**** DATA SUPPLIED ****

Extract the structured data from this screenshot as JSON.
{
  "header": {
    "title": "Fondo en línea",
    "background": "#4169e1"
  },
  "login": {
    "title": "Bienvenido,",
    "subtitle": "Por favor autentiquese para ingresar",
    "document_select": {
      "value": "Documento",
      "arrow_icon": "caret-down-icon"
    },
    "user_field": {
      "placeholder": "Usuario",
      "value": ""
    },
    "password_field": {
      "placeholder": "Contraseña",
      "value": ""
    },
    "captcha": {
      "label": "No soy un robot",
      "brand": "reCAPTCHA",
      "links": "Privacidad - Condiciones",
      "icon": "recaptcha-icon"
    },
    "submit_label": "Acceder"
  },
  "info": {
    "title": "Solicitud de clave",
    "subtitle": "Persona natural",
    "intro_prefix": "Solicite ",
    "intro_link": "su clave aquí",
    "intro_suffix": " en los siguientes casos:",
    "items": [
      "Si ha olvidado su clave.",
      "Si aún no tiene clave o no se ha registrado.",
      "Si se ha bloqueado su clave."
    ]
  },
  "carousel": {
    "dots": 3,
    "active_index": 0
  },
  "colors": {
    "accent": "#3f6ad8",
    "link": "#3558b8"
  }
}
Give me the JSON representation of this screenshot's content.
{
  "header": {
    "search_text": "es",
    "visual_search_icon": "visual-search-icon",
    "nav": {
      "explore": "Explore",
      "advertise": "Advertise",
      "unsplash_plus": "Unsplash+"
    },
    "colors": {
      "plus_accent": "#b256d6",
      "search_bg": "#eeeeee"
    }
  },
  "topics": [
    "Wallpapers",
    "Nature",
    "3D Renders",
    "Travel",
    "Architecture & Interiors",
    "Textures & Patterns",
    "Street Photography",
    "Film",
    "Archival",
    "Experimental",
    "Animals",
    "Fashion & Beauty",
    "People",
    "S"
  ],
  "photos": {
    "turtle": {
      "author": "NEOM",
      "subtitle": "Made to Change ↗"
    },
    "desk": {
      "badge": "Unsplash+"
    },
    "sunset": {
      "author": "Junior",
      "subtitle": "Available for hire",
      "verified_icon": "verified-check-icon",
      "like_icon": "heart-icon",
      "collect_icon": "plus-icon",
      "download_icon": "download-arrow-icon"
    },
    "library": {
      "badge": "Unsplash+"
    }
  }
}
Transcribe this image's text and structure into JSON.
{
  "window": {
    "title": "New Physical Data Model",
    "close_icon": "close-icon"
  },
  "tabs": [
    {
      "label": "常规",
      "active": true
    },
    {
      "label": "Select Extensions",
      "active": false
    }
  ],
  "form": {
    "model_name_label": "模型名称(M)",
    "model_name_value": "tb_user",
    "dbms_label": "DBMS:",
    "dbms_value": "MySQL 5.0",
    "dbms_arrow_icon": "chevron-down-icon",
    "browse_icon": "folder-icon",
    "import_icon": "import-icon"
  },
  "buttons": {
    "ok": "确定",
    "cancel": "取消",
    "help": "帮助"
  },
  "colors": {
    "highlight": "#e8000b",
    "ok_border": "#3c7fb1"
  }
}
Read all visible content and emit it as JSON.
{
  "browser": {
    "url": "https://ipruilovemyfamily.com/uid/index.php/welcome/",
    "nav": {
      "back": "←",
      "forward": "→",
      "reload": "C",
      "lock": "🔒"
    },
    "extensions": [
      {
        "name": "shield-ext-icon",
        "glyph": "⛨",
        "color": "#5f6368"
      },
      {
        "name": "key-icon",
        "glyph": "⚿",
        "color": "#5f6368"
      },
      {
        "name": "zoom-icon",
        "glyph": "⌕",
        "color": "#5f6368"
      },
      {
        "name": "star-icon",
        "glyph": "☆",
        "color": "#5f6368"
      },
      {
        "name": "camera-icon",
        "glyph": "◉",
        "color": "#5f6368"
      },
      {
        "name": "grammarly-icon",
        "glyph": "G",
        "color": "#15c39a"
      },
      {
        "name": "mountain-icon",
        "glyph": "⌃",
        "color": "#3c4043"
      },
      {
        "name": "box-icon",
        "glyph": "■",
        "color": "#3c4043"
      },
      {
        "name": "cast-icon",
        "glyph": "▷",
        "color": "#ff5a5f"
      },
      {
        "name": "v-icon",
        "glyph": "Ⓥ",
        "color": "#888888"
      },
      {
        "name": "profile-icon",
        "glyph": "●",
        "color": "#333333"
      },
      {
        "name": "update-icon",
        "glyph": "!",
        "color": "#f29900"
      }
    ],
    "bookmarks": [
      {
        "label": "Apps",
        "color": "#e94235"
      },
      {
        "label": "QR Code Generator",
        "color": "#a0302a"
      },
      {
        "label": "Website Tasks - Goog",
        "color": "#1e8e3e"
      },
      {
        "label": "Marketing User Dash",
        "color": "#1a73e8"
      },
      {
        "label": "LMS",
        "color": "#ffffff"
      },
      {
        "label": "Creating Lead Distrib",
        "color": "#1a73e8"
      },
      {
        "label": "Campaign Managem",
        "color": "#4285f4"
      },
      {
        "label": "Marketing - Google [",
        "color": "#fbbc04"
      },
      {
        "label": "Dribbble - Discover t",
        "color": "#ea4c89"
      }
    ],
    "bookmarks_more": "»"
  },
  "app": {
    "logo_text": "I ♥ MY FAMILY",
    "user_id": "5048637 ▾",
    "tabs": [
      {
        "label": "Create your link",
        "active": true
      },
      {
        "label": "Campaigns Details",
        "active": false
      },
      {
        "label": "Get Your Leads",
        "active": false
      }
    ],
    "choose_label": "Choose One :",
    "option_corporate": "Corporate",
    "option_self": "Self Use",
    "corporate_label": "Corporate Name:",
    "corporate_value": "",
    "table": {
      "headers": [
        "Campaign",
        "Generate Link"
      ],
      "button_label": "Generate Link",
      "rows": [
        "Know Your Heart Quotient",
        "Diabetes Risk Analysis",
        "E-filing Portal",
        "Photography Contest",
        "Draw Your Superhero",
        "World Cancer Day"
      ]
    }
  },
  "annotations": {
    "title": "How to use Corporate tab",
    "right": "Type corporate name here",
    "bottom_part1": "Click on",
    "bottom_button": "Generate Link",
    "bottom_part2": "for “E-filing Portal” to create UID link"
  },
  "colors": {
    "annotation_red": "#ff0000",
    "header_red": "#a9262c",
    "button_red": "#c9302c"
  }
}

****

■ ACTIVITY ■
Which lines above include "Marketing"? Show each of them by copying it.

■ OUTPUT FOR THIS EXERCISE ■
        "label": "Marketing User Dash",
        "label": "Marketing - Google [",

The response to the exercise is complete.